Preparation is of vital importance when taking on one of these peaks. Here are a few basic items to pack:

Sunscreen. There’s nothing like a sunburn to erase the memories of a great accomplishment – like climbing to the top of a mountain. As we discussed in our last blog, skin care is vital to your personal health.

Water! If you remember anything, remember this: bring plenty of water. The majority of unnecessary injuries that occur on these slopes is due to dehydration. Aim for at least half a gallon (two Nalgene bottles) and ensure you are already hydrated when you reach the trail.

Light Jacket. For every 1000’ gain in elevation, the average temperature drops 3.5 degrees Fahrenheit. It might be warm and toasty in Denver, but at the top of that 14,000’ peak the temperature will be much lower. You’re going to want a light jacket at the top.

Hiking Boots. Leave the running shoes at home; they lack the proper support you need when hoofing up a high alpine trail on variable terrain. Wearing a pair of proper hiking boots will lower your chance of rolling an ankle and provide better traction when trudging up a mountain slope.

Munchies. Trail mix, Cliff bars, nature valley granola bars all make for great trail snacks. When you reach the summit, or need some extra energy for the climb, you’ll want a tasty treat.

When you have all the required gear, you need to find is a route. Here are some of the best 14ers for beginners, including a couple mountains you can get to the top of even if you can’t walk to the top.

Mount Evans (elevation: 14,265’)

This is the crown jewel above Denver, Colorado. It’s the closest 14er to Denver and also is one of the most accessible. Mount Evans wilderness area is a short 30 min drive outside of Denver to Idaho Springs. A $6 entrance fee is all you need to access the numerous trails in the area including summit trails. If you don’t feel like walking, you can take the drive up Mount Evans on the highest paved road in the United States!
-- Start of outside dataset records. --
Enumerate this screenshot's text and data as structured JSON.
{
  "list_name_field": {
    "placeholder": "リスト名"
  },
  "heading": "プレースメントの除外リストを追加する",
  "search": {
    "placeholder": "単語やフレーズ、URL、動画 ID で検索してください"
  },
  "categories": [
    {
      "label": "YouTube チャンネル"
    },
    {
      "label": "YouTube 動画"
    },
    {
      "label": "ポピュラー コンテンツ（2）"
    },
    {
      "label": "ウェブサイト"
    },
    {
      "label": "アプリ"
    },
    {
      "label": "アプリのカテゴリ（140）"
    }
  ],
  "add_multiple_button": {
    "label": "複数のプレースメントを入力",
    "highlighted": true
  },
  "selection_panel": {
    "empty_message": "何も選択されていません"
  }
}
Pikes Peak (elevation: 14, 114’)

This is the mountain that inspired America the Beautiful. It’s the most famous mountain in Colorado. It’s also one of the most trafficked mountains in our states with a road and cog rail (train) reaching to the top, where there’s also a gift shop. Perhaps not the best for those looking for a more wild adventure, but there’s something comforting in the fact that at the top you can enjoy fresh fudge.
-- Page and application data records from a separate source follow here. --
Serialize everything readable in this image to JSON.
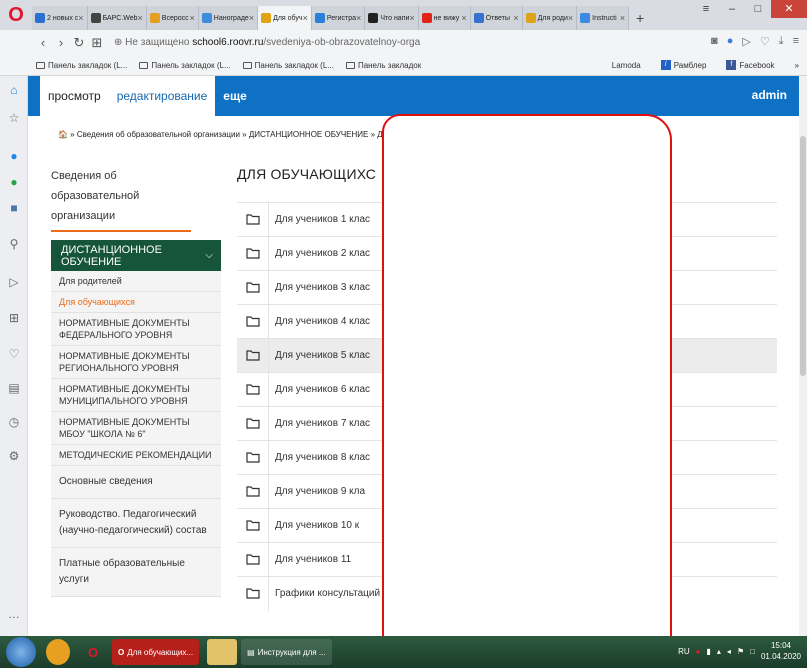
{
  "browser": {
    "tabs": [
      {
        "label": "2 новых с",
        "color": "#2b6fd1",
        "active": false
      },
      {
        "label": "БАРС.Web",
        "color": "#444444",
        "active": false
      },
      {
        "label": "Всеросс",
        "color": "#e4a020",
        "active": false
      },
      {
        "label": "Нанограде",
        "color": "#3f8be0",
        "active": false
      },
      {
        "label": "Для обуч",
        "color": "#e0a318",
        "active": true
      },
      {
        "label": "Регистра",
        "color": "#2a80d8",
        "active": false
      },
      {
        "label": "Что напи",
        "color": "#222222",
        "active": false
      },
      {
        "label": "не вижу",
        "color": "#e0231b",
        "active": false
      },
      {
        "label": "Ответы",
        "color": "#3571cf",
        "active": false
      },
      {
        "label": "Для роди",
        "color": "#e0a318",
        "active": false
      },
      {
        "label": "Instructi",
        "color": "#3a8ae0",
        "active": false
      }
    ],
    "address": {
      "security": "Не защищено",
      "host": "school6.roovr.ru",
      "path": "/svedeniya-ob-obrazovatelnoy-orga"
    },
    "bookmarks": [
      "Панель закладок (L...",
      "Панель закладок (L...",
      "Панель закладок (L...",
      "Панель закладок"
    ],
    "bookmarks_right": [
      "Lamoda",
      "Рамблер",
      "Facebook"
    ]
  },
  "admin": {
    "tabs": [
      "просмотр",
      "редактирование",
      "еще"
    ],
    "user": "admin"
  },
  "breadcrumb": "🏠 » Сведения об образовательной организации » ДИСТАНЦИОННОЕ ОБУЧЕНИЕ » Дл",
  "left": {
    "title": "Сведения об образовательной организации",
    "menu_head": "ДИСТАНЦИОННОЕ ОБУЧЕНИЕ",
    "items": [
      {
        "label": "Для родителей",
        "active": false,
        "big": false
      },
      {
        "label": "Для обучающихся",
        "active": true,
        "big": false
      },
      {
        "label": "НОРМАТИВНЫЕ ДОКУМЕНТЫ ФЕДЕРАЛЬНОГО УРОВНЯ",
        "active": false,
        "big": false
      },
      {
        "label": "НОРМАТИВНЫЕ ДОКУМЕНТЫ РЕГИОНАЛЬНОГО УРОВНЯ",
        "active": false,
        "big": false
      },
      {
        "label": "НОРМАТИВНЫЕ ДОКУМЕНТЫ МУНИЦИПАЛЬНОГО УРОВНЯ",
        "active": false,
        "big": false
      },
      {
        "label": "НОРМАТИВНЫЕ ДОКУМЕНТЫ МБОУ \"ШКОЛА № 6\"",
        "active": false,
        "big": false
      },
      {
        "label": "МЕТОДИЧЕСКИЕ РЕКОМЕНДАЦИИ",
        "active": false,
        "big": false
      },
      {
        "label": "Основные сведения",
        "active": false,
        "big": true
      },
      {
        "label": "Руководство. Педагогический (научно-педагогический) состав",
        "active": false,
        "big": true
      },
      {
        "label": "Платные образовательные услуги",
        "active": false,
        "big": true
      }
    ]
  },
  "main": {
    "title": "ДЛЯ ОБУЧАЮЩИХС",
    "folders": [
      "Для учеников 1 клас",
      "Для учеников 2 клас",
      "Для учеников 3 клас",
      "Для учеников 4 клас",
      "Для учеников 5 клас",
      "Для учеников 6 клас",
      "Для учеников 7 клас",
      "Для учеников 8 клас",
      "Для учеников 9 кла",
      "Для учеников 10 к",
      "Для учеников 11",
      "Графики консультаций"
    ]
  },
  "taskbar": {
    "tasks": [
      "Для обучающих...",
      "Инструкция для ..."
    ],
    "lang": "RU",
    "time": "15:04",
    "date": "01.04.2020"
  }
}
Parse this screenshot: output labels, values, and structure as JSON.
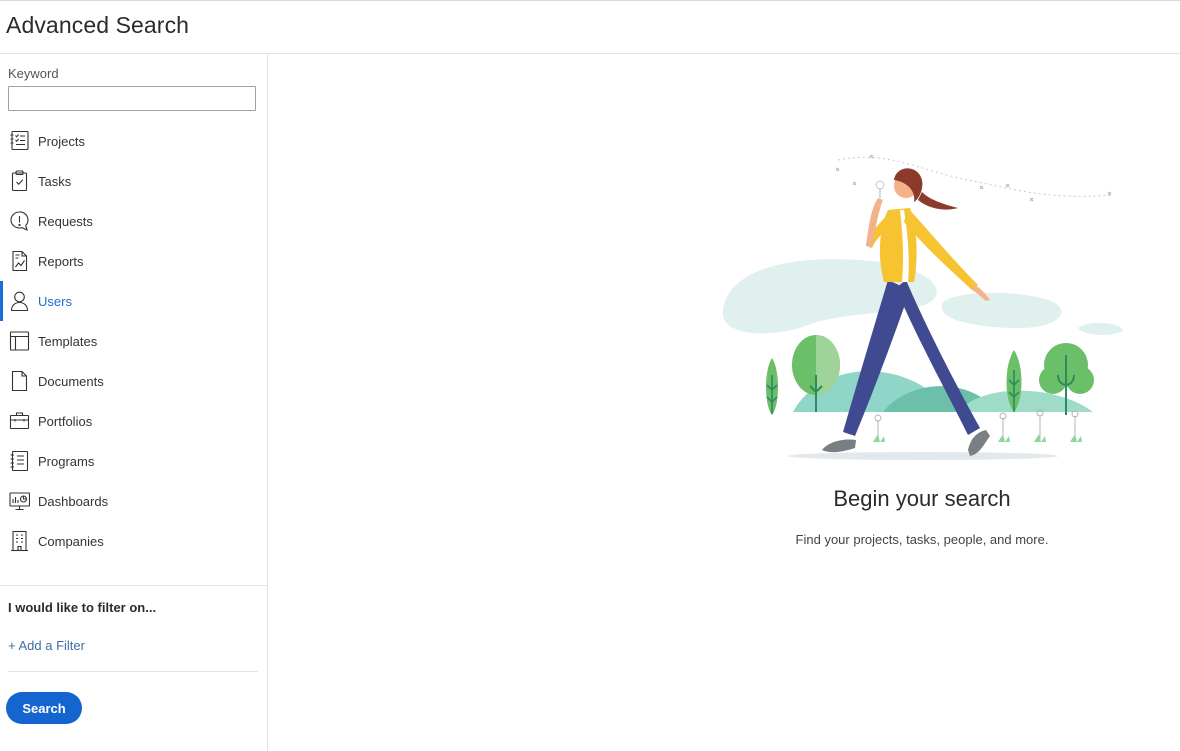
{
  "header": {
    "title": "Advanced Search"
  },
  "sidebar": {
    "keyword_label": "Keyword",
    "keyword_value": "",
    "keyword_placeholder": "",
    "items": [
      {
        "label": "Projects",
        "icon": "projects-icon",
        "active": false
      },
      {
        "label": "Tasks",
        "icon": "clipboard-check-icon",
        "active": false
      },
      {
        "label": "Requests",
        "icon": "speech-bubble-exclamation-icon",
        "active": false
      },
      {
        "label": "Reports",
        "icon": "report-chart-icon",
        "active": false
      },
      {
        "label": "Users",
        "icon": "user-icon",
        "active": true
      },
      {
        "label": "Templates",
        "icon": "template-layout-icon",
        "active": false
      },
      {
        "label": "Documents",
        "icon": "document-icon",
        "active": false
      },
      {
        "label": "Portfolios",
        "icon": "briefcase-icon",
        "active": false
      },
      {
        "label": "Programs",
        "icon": "notebook-list-icon",
        "active": false
      },
      {
        "label": "Dashboards",
        "icon": "dashboard-monitor-icon",
        "active": false
      },
      {
        "label": "Companies",
        "icon": "building-icon",
        "active": false
      }
    ],
    "filter_heading": "I would like to filter on...",
    "add_filter_label": "+ Add a Filter",
    "search_button_label": "Search"
  },
  "main": {
    "title": "Begin your search",
    "subtitle": "Find your projects, tasks, people, and more."
  },
  "colors": {
    "accent": "#1a6cd6",
    "button": "#1565d0",
    "link": "#3d6ea8"
  }
}
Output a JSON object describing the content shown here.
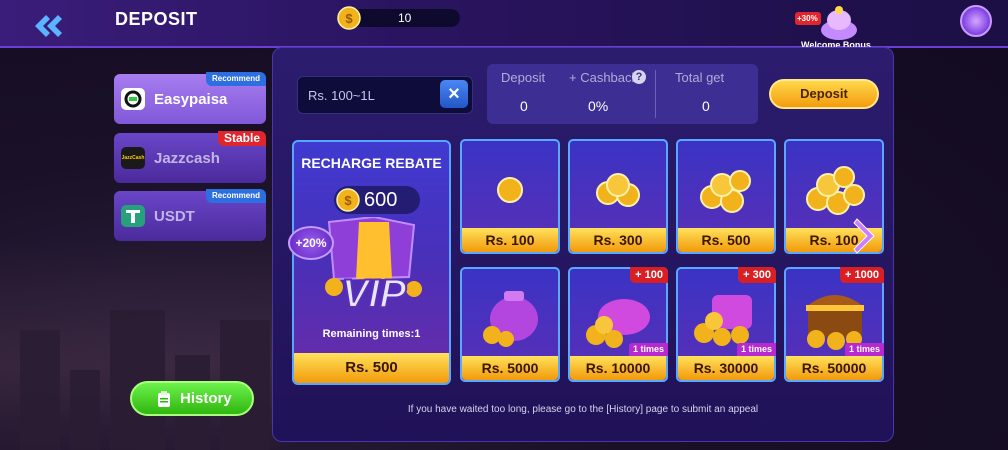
{
  "header": {
    "title": "DEPOSIT",
    "balance": "10",
    "bonus_label": "Welcome Bonus",
    "bonus_badge": "+30%"
  },
  "methods": [
    {
      "name": "Easypaisa",
      "tag": "Recommend",
      "active": true
    },
    {
      "name": "Jazzcash",
      "tag": "Stable",
      "icon_text": "JazzCash",
      "active": false
    },
    {
      "name": "USDT",
      "tag": "Recommend",
      "active": false
    }
  ],
  "history_label": "History",
  "amount_input": {
    "placeholder": "Rs.  100~1L",
    "clear_icon": "close-icon"
  },
  "summary": {
    "deposit_label": "Deposit",
    "cashback_label": "+ Cashback",
    "total_label": "Total get",
    "deposit_value": "0",
    "cashback_value": "0%",
    "total_value": "0",
    "help_icon": "?"
  },
  "deposit_button": "Deposit",
  "vip_card": {
    "title": "RECHARGE REBATE",
    "coins": "600",
    "bonus": "+20%",
    "vip_text": "VIP",
    "remaining": "Remaining times:1",
    "price": "Rs. 500"
  },
  "tiles": [
    {
      "price": "Rs. 100",
      "plus": "",
      "times": ""
    },
    {
      "price": "Rs. 300",
      "plus": "",
      "times": ""
    },
    {
      "price": "Rs. 500",
      "plus": "",
      "times": ""
    },
    {
      "price": "Rs. 100",
      "plus": "",
      "times": ""
    },
    {
      "price": "Rs. 5000",
      "plus": "",
      "times": ""
    },
    {
      "price": "Rs. 10000",
      "plus": "+ 100",
      "times": "1 times"
    },
    {
      "price": "Rs. 30000",
      "plus": "+ 300",
      "times": "1 times"
    },
    {
      "price": "Rs. 50000",
      "plus": "+ 1000",
      "times": "1 times"
    }
  ],
  "note": "If you have waited too long, please go to the [History] page to submit an appeal",
  "colors": {
    "accent_gold": "#f49b0e",
    "panel": "#2c1c6e",
    "green": "#2fb60f",
    "tile_border": "#5aa8ff"
  }
}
Mount Bierstadt (elevation: 14,064’)

Trail Roundtrip Length: 7 miles

Another 14er near Denver. Located just out of Georgetown at the top of Guanella Pass. Seven miles round trip makes this peak a relatively short trek, however the trail travels over 3000 vertical feet from trailhead to peak, meaning it is steep!

Grays Peak (elevation: 14,278’) and Torrey’s Peak (elevation: 14,275’)
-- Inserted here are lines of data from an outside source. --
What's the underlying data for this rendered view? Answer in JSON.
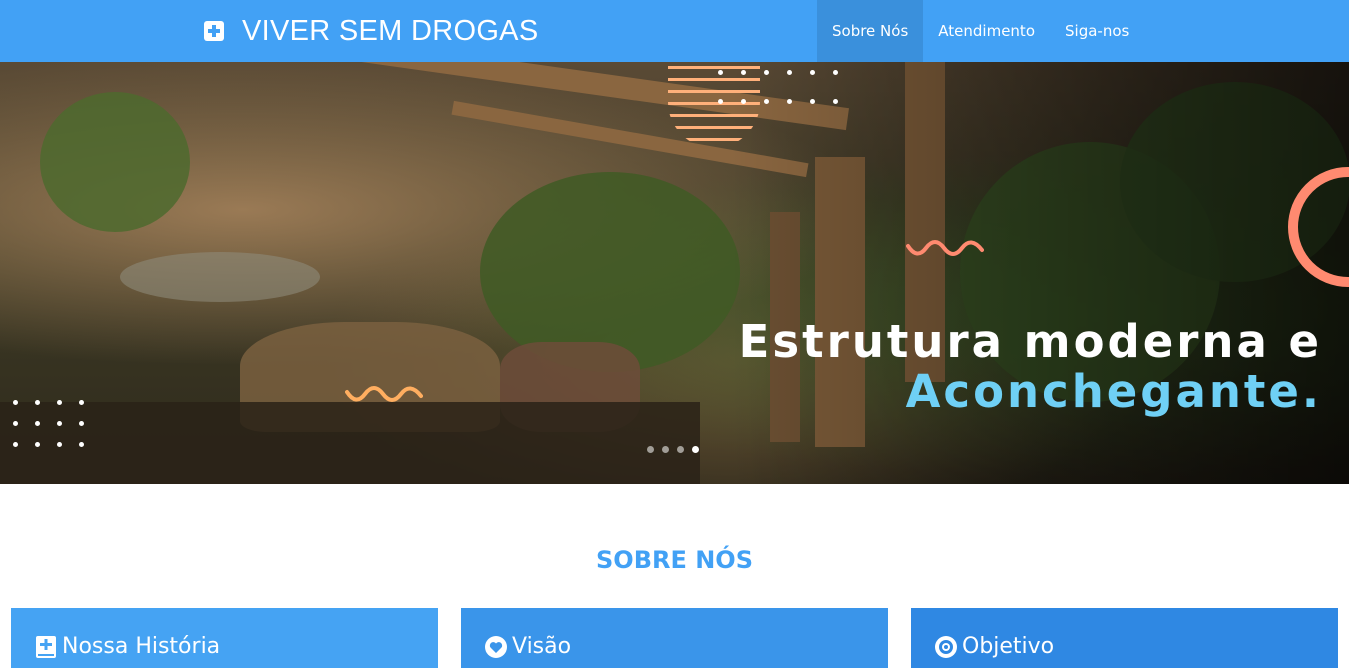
{
  "navbar": {
    "brand_icon": "medical-plus-icon",
    "brand_text": "VIVER SEM DROGAS",
    "items": [
      {
        "label": "Sobre Nós",
        "active": true
      },
      {
        "label": "Atendimento",
        "active": false
      },
      {
        "label": "Siga-nos",
        "active": false
      }
    ],
    "color": "#42a1f5"
  },
  "hero": {
    "title_line1": "Estrutura moderna e",
    "title_line2": "Aconchegante.",
    "accent_color": "#6fd0f5",
    "carousel": {
      "count": 4,
      "active_index": 3
    }
  },
  "section": {
    "title": "SOBRE NÓS",
    "cards": [
      {
        "icon": "medical-book-icon",
        "title": "Nossa História"
      },
      {
        "icon": "heart-circle-icon",
        "title": "Visão"
      },
      {
        "icon": "target-icon",
        "title": "Objetivo"
      }
    ]
  }
}
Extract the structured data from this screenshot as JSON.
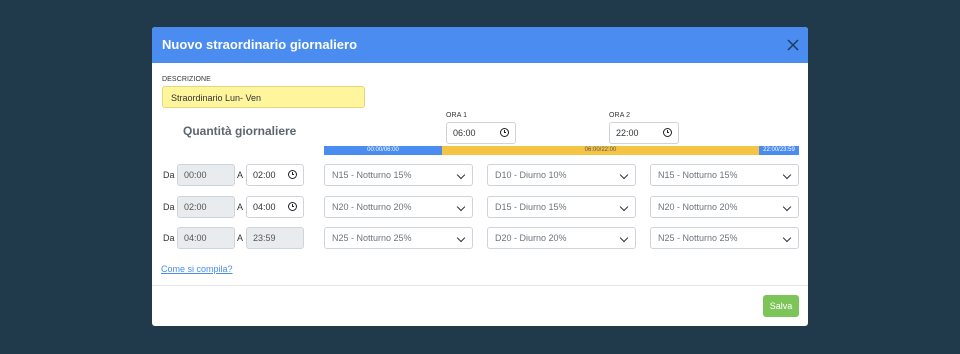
{
  "modal": {
    "title": "Nuovo straordinario giornaliero",
    "close_icon": "close-icon"
  },
  "description": {
    "label": "DESCRIZIONE",
    "value": "Straordinario Lun- Ven"
  },
  "section": {
    "title": "Quantità giornaliere"
  },
  "ora1": {
    "label": "ORA 1",
    "value": "06:00"
  },
  "ora2": {
    "label": "ORA 2",
    "value": "22:00"
  },
  "timeline": {
    "segments": [
      {
        "label": "00:00/06:00",
        "color": "#4a8cf0"
      },
      {
        "label": "06:00/22:00",
        "color": "#f5c445"
      },
      {
        "label": "22:00/23:59",
        "color": "#4a8cf0"
      }
    ]
  },
  "rows": [
    {
      "da_label": "Da",
      "from": "00:00",
      "a_label": "A",
      "to": "02:00",
      "sel1": "N15 - Notturno 15%",
      "sel2": "D10 - Diurno 10%",
      "sel3": "N15 - Notturno 15%"
    },
    {
      "da_label": "Da",
      "from": "02:00",
      "a_label": "A",
      "to": "04:00",
      "sel1": "N20 - Notturno 20%",
      "sel2": "D15 - Diurno 15%",
      "sel3": "N20 - Notturno 20%"
    },
    {
      "da_label": "Da",
      "from": "04:00",
      "a_label": "A",
      "to": "23:59",
      "sel1": "N25 - Notturno 25%",
      "sel2": "D20 - Diurno 20%",
      "sel3": "N25 - Notturno 25%"
    }
  ],
  "help_link": "Come si compila?",
  "save_label": "Salva",
  "colors": {
    "background": "#213a4b",
    "header": "#4a8cf0",
    "description_bg": "#fff59d",
    "save": "#7dc459"
  }
}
Trail Roundtrip Length: 8.5 miles

If you want to cross two peaks off your list, then Grays and Torrey’s are perhaps the two easiest 14ers to hike in one day. If you are hiking with young children, it’s probably best to stick to just one of the two (Grays Peak) but if you get an early enough start you can easily cross off both of these peaks.

Quandary Peak (elevation: 14,265’)

Trail Roundtrip Length: 6.75 miles

Thanks to its location and easy access, located at Hoosier Pass between Breckenridge and Fairplay, this peak gets plenty of traffic. It’s a relatively easy climb and like many of these hikes can be done in half a day, making it the perfect early morning hike.

Hiking a 14er is one of the most rewarding outdoor activities in all of Colorado. Use this guide to help you set up your next trek, and before you know it you will become a regular peak bagger, perhaps joining the ranks of the few who’ve climbed every single 14er in the state.

For those who are unable to make it to the mountains, there is a program called flat 14ers that converts activity like walking, swimming, and hiking into steps that can then be converted into reaching the summit of a 14er.